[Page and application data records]
--- START ---

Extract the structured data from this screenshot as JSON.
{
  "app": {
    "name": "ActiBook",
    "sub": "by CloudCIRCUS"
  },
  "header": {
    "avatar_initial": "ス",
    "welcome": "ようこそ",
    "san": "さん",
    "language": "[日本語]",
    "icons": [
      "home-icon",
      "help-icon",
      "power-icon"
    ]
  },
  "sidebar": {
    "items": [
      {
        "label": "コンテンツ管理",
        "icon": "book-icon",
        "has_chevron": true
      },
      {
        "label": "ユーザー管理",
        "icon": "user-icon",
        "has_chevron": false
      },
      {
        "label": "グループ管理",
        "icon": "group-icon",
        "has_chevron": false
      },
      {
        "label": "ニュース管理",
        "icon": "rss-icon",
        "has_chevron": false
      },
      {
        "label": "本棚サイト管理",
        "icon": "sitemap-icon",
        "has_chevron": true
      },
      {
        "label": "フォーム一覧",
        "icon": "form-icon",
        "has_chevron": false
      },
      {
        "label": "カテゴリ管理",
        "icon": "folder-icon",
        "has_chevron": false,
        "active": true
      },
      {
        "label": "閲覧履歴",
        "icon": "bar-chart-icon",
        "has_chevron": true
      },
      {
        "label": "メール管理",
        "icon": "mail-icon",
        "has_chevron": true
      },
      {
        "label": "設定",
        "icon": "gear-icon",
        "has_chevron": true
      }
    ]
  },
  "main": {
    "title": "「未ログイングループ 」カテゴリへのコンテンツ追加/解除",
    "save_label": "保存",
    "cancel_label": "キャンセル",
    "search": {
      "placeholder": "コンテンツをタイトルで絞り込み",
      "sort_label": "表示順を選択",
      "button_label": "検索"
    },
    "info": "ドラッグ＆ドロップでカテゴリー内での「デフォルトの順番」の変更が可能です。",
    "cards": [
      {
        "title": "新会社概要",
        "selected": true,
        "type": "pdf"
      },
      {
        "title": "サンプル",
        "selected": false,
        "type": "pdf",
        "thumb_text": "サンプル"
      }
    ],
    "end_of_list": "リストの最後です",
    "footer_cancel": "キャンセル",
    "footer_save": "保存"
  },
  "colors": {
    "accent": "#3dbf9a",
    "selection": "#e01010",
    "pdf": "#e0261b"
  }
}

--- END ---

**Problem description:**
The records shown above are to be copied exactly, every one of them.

**Response box:**
Extract the structured data from this screenshot as JSON.
{
  "app": {
    "name": "ActiBook",
    "sub": "by CloudCIRCUS"
  },
  "header": {
    "avatar_initial": "ス",
    "welcome": "ようこそ",
    "san": "さん",
    "language": "[日本語]",
    "icons": [
      "home-icon",
      "help-icon",
      "power-icon"
    ]
  },
  "sidebar": {
    "items": [
      {
        "label": "コンテンツ管理",
        "icon": "book-icon",
        "has_chevron": true
      },
      {
        "label": "ユーザー管理",
        "icon": "user-icon",
        "has_chevron": false
      },
      {
        "label": "グループ管理",
        "icon": "group-icon",
        "has_chevron": false
      },
      {
        "label": "ニュース管理",
        "icon": "rss-icon",
        "has_chevron": false
      },
      {
        "label": "本棚サイト管理",
        "icon": "sitemap-icon",
        "has_chevron": true
      },
      {
        "label": "フォーム一覧",
        "icon": "form-icon",
        "has_chevron": false
      },
      {
        "label": "カテゴリ管理",
        "icon": "folder-icon",
        "has_chevron": false,
        "active": true
      },
      {
        "label": "閲覧履歴",
        "icon": "bar-chart-icon",
        "has_chevron": true
      },
      {
        "label": "メール管理",
        "icon": "mail-icon",
        "has_chevron": true
      },
      {
        "label": "設定",
        "icon": "gear-icon",
        "has_chevron": true
      }
    ]
  },
  "main": {
    "title": "「未ログイングループ 」カテゴリへのコンテンツ追加/解除",
    "save_label": "保存",
    "cancel_label": "キャンセル",
    "search": {
      "placeholder": "コンテンツをタイトルで絞り込み",
      "sort_label": "表示順を選択",
      "button_label": "検索"
    },
    "info": "ドラッグ＆ドロップでカテゴリー内での「デフォルトの順番」の変更が可能です。",
    "cards": [
      {
        "title": "新会社概要",
        "selected": true,
        "type": "pdf"
      },
      {
        "title": "サンプル",
        "selected": false,
        "type": "pdf",
        "thumb_text": "サンプル"
      }
    ],
    "end_of_list": "リストの最後です",
    "footer_cancel": "キャンセル",
    "footer_save": "保存"
  },
  "colors": {
    "accent": "#3dbf9a",
    "selection": "#e01010",
    "pdf": "#e0261b"
  }
}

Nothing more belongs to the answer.